Task objective -> Write the records out again, keeping each line exactly as it is.
--- Stored data Enclosed Below ---
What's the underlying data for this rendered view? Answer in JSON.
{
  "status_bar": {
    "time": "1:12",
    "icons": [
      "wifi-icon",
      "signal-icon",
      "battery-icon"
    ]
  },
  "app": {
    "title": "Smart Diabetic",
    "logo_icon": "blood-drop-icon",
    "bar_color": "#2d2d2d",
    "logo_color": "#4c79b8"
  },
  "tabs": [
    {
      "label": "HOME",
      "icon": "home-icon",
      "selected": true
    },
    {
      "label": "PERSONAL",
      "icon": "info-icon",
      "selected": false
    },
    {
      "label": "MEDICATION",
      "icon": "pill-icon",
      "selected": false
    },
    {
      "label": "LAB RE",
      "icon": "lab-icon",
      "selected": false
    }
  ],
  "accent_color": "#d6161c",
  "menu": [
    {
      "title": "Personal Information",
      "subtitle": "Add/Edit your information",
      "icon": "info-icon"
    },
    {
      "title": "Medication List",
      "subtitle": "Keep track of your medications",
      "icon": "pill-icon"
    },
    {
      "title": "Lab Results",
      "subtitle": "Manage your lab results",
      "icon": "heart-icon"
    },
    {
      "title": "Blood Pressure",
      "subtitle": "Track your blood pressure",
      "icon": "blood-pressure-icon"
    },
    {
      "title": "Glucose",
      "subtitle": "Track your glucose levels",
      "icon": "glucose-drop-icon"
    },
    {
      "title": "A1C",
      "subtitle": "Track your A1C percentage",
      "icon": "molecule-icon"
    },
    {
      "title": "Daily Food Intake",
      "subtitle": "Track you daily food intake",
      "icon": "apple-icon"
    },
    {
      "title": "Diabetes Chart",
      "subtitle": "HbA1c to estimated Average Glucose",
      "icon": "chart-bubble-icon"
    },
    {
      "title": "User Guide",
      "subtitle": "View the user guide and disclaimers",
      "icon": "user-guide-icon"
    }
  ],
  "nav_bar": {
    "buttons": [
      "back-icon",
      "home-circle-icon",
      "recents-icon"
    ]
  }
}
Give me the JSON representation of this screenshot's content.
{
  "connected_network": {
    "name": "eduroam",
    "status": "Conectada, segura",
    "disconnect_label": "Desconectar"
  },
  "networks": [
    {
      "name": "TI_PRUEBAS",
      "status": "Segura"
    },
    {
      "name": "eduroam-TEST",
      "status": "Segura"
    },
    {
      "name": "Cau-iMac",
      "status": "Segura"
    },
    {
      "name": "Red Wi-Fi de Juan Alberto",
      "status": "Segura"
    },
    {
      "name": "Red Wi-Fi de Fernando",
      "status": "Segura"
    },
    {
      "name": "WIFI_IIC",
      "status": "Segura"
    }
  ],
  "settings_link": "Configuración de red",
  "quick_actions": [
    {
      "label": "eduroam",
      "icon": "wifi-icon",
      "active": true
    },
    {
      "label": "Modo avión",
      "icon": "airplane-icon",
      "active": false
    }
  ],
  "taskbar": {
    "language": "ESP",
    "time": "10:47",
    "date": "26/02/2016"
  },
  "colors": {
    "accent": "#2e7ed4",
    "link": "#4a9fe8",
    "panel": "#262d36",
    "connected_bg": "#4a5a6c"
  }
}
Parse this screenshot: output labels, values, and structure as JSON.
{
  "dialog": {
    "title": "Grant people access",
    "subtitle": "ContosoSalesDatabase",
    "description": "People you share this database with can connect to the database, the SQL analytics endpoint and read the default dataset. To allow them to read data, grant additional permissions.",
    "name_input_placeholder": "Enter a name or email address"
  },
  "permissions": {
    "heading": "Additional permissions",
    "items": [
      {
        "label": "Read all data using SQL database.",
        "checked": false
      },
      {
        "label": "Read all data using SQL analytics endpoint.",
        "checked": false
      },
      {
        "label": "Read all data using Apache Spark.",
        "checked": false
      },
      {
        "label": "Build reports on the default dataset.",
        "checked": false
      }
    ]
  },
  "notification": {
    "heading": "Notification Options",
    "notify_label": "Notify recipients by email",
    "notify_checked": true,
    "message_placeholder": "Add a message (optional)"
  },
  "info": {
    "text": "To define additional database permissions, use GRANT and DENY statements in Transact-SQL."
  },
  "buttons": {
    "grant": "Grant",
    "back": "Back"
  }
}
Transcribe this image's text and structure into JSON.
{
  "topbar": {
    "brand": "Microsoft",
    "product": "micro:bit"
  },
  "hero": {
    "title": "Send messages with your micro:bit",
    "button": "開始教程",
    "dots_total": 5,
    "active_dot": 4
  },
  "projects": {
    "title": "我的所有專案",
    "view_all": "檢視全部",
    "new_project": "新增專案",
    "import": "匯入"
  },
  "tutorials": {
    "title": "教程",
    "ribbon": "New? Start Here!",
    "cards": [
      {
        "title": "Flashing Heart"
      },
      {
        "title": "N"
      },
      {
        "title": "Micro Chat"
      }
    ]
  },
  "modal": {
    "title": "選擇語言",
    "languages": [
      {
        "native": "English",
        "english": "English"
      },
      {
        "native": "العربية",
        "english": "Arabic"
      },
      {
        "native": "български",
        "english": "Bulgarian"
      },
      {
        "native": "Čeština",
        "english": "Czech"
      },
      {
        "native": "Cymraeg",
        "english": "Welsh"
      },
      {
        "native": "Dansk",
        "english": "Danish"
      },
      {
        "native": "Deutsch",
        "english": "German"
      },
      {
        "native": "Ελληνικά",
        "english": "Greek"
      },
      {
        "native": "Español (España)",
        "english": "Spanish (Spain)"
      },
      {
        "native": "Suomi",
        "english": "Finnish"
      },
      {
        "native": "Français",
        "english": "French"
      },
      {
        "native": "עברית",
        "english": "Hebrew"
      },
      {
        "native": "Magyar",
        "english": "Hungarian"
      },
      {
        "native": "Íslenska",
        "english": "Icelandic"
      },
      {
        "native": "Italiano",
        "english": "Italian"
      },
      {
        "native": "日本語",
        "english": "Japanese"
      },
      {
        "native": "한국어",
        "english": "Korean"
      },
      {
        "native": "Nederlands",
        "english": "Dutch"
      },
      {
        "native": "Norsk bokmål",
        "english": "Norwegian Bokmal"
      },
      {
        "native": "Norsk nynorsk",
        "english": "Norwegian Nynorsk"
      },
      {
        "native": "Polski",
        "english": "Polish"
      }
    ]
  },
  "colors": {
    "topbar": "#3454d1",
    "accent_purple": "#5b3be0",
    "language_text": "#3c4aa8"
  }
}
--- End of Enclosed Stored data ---
Result of this task ->
What's the underlying data for this rendered view? Answer in JSON.
{
  "status_bar": {
    "time": "1:12",
    "icons": [
      "wifi-icon",
      "signal-icon",
      "battery-icon"
    ]
  },
  "app": {
    "title": "Smart Diabetic",
    "logo_icon": "blood-drop-icon",
    "bar_color": "#2d2d2d",
    "logo_color": "#4c79b8"
  },
  "tabs": [
    {
      "label": "HOME",
      "icon": "home-icon",
      "selected": true
    },
    {
      "label": "PERSONAL",
      "icon": "info-icon",
      "selected": false
    },
    {
      "label": "MEDICATION",
      "icon": "pill-icon",
      "selected": false
    },
    {
      "label": "LAB RE",
      "icon": "lab-icon",
      "selected": false
    }
  ],
  "accent_color": "#d6161c",
  "menu": [
    {
      "title": "Personal Information",
      "subtitle": "Add/Edit your information",
      "icon": "info-icon"
    },
    {
      "title": "Medication List",
      "subtitle": "Keep track of your medications",
      "icon": "pill-icon"
    },
    {
      "title": "Lab Results",
      "subtitle": "Manage your lab results",
      "icon": "heart-icon"
    },
    {
      "title": "Blood Pressure",
      "subtitle": "Track your blood pressure",
      "icon": "blood-pressure-icon"
    },
    {
      "title": "Glucose",
      "subtitle": "Track your glucose levels",
      "icon": "glucose-drop-icon"
    },
    {
      "title": "A1C",
      "subtitle": "Track your A1C percentage",
      "icon": "molecule-icon"
    },
    {
      "title": "Daily Food Intake",
      "subtitle": "Track you daily food intake",
      "icon": "apple-icon"
    },
    {
      "title": "Diabetes Chart",
      "subtitle": "HbA1c to estimated Average Glucose",
      "icon": "chart-bubble-icon"
    },
    {
      "title": "User Guide",
      "subtitle": "View the user guide and disclaimers",
      "icon": "user-guide-icon"
    }
  ],
  "nav_bar": {
    "buttons": [
      "back-icon",
      "home-circle-icon",
      "recents-icon"
    ]
  }
}
Give me the JSON representation of this screenshot's content.
{
  "connected_network": {
    "name": "eduroam",
    "status": "Conectada, segura",
    "disconnect_label": "Desconectar"
  },
  "networks": [
    {
      "name": "TI_PRUEBAS",
      "status": "Segura"
    },
    {
      "name": "eduroam-TEST",
      "status": "Segura"
    },
    {
      "name": "Cau-iMac",
      "status": "Segura"
    },
    {
      "name": "Red Wi-Fi de Juan Alberto",
      "status": "Segura"
    },
    {
      "name": "Red Wi-Fi de Fernando",
      "status": "Segura"
    },
    {
      "name": "WIFI_IIC",
      "status": "Segura"
    }
  ],
  "settings_link": "Configuración de red",
  "quick_actions": [
    {
      "label": "eduroam",
      "icon": "wifi-icon",
      "active": true
    },
    {
      "label": "Modo avión",
      "icon": "airplane-icon",
      "active": false
    }
  ],
  "taskbar": {
    "language": "ESP",
    "time": "10:47",
    "date": "26/02/2016"
  },
  "colors": {
    "accent": "#2e7ed4",
    "link": "#4a9fe8",
    "panel": "#262d36",
    "connected_bg": "#4a5a6c"
  }
}
Parse this screenshot: output labels, values, and structure as JSON.
{
  "dialog": {
    "title": "Grant people access",
    "subtitle": "ContosoSalesDatabase",
    "description": "People you share this database with can connect to the database, the SQL analytics endpoint and read the default dataset. To allow them to read data, grant additional permissions.",
    "name_input_placeholder": "Enter a name or email address"
  },
  "permissions": {
    "heading": "Additional permissions",
    "items": [
      {
        "label": "Read all data using SQL database.",
        "checked": false
      },
      {
        "label": "Read all data using SQL analytics endpoint.",
        "checked": false
      },
      {
        "label": "Read all data using Apache Spark.",
        "checked": false
      },
      {
        "label": "Build reports on the default dataset.",
        "checked": false
      }
    ]
  },
  "notification": {
    "heading": "Notification Options",
    "notify_label": "Notify recipients by email",
    "notify_checked": true,
    "message_placeholder": "Add a message (optional)"
  },
  "info": {
    "text": "To define additional database permissions, use GRANT and DENY statements in Transact-SQL."
  },
  "buttons": {
    "grant": "Grant",
    "back": "Back"
  }
}
Transcribe this image's text and structure into JSON.
{
  "topbar": {
    "brand": "Microsoft",
    "product": "micro:bit"
  },
  "hero": {
    "title": "Send messages with your micro:bit",
    "button": "開始教程",
    "dots_total": 5,
    "active_dot": 4
  },
  "projects": {
    "title": "我的所有專案",
    "view_all": "檢視全部",
    "new_project": "新增專案",
    "import": "匯入"
  },
  "tutorials": {
    "title": "教程",
    "ribbon": "New? Start Here!",
    "cards": [
      {
        "title": "Flashing Heart"
      },
      {
        "title": "N"
      },
      {
        "title": "Micro Chat"
      }
    ]
  },
  "modal": {
    "title": "選擇語言",
    "languages": [
      {
        "native": "English",
        "english": "English"
      },
      {
        "native": "العربية",
        "english": "Arabic"
      },
      {
        "native": "български",
        "english": "Bulgarian"
      },
      {
        "native": "Čeština",
        "english": "Czech"
      },
      {
        "native": "Cymraeg",
        "english": "Welsh"
      },
      {
        "native": "Dansk",
        "english": "Danish"
      },
      {
        "native": "Deutsch",
        "english": "German"
      },
      {
        "native": "Ελληνικά",
        "english": "Greek"
      },
      {
        "native": "Español (España)",
        "english": "Spanish (Spain)"
      },
      {
        "native": "Suomi",
        "english": "Finnish"
      },
      {
        "native": "Français",
        "english": "French"
      },
      {
        "native": "עברית",
        "english": "Hebrew"
      },
      {
        "native": "Magyar",
        "english": "Hungarian"
      },
      {
        "native": "Íslenska",
        "english": "Icelandic"
      },
      {
        "native": "Italiano",
        "english": "Italian"
      },
      {
        "native": "日本語",
        "english": "Japanese"
      },
      {
        "native": "한국어",
        "english": "Korean"
      },
      {
        "native": "Nederlands",
        "english": "Dutch"
      },
      {
        "native": "Norsk bokmål",
        "english": "Norwegian Bokmal"
      },
      {
        "native": "Norsk nynorsk",
        "english": "Norwegian Nynorsk"
      },
      {
        "native": "Polski",
        "english": "Polish"
      }
    ]
  },
  "colors": {
    "topbar": "#3454d1",
    "accent_purple": "#5b3be0",
    "language_text": "#3c4aa8"
  }
}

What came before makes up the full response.